Thursday, January 26, 2017 at 3:30pm
Crosby Seminar Room, 240 Northrop
Free and open to the public
A multitude of exotic animals live within homes and jungly backyards of Florida. Flexible strategies for accumulating and selling valuable animals has helped countless Floridians adapt to sweeping changes in political and economic landscapes. Some kinds of valuable critters, like snakes, resist the conditions of their existence in human households. Other animals, some individual birds in particular, have become flexible persons in multispecies families. These animals are temporarily incorporated into the familial sphere, folded into relationships involving love and care, only to be abandoned amidst major life changes or sold on the open market as commodities. Pets are required to follow human rules, to fit within our way of life, even adopt our language and social norms.
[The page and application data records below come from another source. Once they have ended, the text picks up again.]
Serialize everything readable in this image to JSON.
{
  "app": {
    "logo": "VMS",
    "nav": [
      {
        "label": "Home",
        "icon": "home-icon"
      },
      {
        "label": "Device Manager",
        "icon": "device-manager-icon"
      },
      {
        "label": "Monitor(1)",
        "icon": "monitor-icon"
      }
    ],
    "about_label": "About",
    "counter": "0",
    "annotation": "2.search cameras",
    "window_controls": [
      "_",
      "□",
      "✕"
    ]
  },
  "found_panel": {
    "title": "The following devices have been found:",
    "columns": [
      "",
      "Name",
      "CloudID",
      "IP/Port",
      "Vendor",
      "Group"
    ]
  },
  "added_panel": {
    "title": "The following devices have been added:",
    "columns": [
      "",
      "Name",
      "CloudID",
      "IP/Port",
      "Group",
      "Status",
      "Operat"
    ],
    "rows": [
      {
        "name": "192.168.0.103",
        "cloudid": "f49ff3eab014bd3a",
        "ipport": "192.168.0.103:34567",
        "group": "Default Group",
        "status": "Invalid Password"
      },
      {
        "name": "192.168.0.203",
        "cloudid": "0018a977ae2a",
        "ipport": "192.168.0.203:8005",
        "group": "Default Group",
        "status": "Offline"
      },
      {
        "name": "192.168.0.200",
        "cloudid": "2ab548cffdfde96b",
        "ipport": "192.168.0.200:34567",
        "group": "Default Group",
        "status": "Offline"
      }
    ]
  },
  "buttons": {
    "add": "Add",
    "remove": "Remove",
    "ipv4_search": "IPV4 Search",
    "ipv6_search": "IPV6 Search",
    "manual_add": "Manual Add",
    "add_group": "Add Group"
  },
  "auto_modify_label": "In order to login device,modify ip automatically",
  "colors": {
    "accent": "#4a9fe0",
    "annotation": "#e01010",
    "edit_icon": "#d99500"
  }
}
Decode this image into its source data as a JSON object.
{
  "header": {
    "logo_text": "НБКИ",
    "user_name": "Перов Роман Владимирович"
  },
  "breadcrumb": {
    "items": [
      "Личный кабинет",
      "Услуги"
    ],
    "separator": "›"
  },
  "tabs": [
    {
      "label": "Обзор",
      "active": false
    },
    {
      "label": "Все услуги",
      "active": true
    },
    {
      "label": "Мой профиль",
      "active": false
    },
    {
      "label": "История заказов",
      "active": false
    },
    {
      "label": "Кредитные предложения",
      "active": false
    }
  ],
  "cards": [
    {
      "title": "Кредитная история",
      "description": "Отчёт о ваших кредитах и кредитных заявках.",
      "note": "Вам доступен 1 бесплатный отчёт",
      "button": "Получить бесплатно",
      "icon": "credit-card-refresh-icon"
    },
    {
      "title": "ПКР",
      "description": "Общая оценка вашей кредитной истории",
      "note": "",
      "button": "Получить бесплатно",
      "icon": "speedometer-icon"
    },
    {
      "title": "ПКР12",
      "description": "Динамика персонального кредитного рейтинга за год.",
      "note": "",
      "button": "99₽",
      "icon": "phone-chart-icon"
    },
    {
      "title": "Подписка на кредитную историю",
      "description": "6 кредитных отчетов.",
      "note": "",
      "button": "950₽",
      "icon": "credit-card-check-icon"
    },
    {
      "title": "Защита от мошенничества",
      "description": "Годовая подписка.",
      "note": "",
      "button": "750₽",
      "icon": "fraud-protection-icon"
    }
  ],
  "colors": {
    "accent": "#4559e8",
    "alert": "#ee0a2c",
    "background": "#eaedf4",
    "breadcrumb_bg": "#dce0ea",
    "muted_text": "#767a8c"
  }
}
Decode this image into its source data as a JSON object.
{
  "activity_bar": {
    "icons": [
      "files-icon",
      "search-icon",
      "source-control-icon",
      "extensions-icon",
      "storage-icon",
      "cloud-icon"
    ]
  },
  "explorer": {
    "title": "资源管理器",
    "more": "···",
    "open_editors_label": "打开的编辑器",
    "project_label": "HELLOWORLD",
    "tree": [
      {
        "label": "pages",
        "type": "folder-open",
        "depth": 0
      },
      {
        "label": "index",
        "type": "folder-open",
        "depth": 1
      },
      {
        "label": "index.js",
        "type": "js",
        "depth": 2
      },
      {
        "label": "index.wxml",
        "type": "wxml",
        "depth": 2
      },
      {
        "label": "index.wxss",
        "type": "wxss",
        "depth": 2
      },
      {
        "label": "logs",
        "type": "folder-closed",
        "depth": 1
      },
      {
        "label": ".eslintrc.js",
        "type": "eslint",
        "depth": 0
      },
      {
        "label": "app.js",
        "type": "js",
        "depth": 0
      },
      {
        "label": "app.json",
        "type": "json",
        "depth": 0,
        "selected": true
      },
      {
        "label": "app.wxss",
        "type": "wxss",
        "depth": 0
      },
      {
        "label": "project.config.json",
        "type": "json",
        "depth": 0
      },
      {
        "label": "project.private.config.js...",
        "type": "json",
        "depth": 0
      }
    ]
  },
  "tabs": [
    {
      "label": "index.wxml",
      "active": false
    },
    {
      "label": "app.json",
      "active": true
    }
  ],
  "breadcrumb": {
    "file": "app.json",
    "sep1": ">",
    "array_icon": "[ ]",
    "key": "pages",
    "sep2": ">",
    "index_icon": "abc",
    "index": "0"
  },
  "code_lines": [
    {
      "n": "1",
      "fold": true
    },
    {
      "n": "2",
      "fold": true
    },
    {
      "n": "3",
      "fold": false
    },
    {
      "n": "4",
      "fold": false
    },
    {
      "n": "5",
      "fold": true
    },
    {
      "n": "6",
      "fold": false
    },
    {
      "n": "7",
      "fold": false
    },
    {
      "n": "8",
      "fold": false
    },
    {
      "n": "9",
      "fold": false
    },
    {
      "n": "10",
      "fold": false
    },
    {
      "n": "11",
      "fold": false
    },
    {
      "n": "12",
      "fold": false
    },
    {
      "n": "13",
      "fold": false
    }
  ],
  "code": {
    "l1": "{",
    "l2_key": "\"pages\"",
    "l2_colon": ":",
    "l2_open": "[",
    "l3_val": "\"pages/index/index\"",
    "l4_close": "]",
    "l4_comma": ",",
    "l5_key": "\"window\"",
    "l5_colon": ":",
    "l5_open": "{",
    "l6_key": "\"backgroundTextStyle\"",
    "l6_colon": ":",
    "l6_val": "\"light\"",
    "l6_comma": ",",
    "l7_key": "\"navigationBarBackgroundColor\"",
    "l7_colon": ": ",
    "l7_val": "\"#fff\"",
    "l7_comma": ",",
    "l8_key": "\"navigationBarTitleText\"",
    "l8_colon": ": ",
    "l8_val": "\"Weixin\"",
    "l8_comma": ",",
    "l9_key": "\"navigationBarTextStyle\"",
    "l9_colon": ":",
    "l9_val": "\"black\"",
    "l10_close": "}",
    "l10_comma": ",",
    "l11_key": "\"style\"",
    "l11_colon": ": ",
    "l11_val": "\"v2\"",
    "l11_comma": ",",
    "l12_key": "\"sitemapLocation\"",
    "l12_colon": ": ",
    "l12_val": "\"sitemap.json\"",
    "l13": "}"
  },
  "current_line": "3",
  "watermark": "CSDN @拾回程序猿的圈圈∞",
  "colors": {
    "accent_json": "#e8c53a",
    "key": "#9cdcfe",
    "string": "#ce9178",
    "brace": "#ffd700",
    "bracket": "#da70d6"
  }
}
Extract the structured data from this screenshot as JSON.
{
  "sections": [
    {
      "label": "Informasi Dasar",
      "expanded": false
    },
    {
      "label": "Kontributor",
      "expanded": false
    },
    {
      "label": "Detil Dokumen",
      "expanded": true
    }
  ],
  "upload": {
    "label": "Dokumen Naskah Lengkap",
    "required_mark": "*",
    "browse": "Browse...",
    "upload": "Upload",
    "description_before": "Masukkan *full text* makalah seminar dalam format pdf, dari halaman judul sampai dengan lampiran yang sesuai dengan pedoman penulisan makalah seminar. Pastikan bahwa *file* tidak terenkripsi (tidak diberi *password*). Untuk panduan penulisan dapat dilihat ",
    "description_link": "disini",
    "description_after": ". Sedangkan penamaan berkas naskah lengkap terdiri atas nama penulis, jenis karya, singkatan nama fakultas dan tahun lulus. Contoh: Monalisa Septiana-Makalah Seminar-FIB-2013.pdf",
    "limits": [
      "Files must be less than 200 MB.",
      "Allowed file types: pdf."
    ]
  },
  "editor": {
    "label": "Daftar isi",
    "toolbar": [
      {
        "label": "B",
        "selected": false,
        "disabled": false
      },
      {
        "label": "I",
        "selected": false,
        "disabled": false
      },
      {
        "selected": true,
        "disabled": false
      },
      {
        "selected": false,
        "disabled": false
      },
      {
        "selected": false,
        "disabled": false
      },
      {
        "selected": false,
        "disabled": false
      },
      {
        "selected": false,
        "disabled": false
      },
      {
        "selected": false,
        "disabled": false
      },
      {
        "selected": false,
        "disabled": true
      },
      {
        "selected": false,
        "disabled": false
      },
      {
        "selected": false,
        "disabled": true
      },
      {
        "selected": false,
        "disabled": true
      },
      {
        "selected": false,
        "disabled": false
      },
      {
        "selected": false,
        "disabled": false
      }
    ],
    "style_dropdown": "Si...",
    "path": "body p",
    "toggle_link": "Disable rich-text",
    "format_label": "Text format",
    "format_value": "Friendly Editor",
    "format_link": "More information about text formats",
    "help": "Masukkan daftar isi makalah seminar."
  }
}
But, as multispecies families break down—with major life events like a divorce, a lost job, or a child headed away for college—animals often escape, giving rise to emergent ecological communities.
Eben Kirksey has published two books with Duke University Press—Freedom in Entangled Worlds (2012) and Emergent Ecologies (2015)—as well as one edited collection: The Multispecies Salon (2014). He was Princeton University’s 2015-2016 Currie C. and Thomas A. Barron Visiting Professor, where he was researching and writing a new book. Currently he is an Australian Research Council Fellow and the incoming Disciplinary Convener (Chair) of the Environmental Humanities program at UNSW Australia in Sydney.
Kirskey will also speak on Wednesday, January 25 as part of Culture and Materiality: A Roundtable on the Environmental Humanities, and a brownbag lunch on CRISPR and Everyday Life, 12-1pm, 389 Humphrey School.
Cosponsored by the Institute on the Environment and the Department of Anthropology. To request a disability-related accommodation, please contact the IAS (email@example.com 612-626-5054) at least two weeks prior to the event.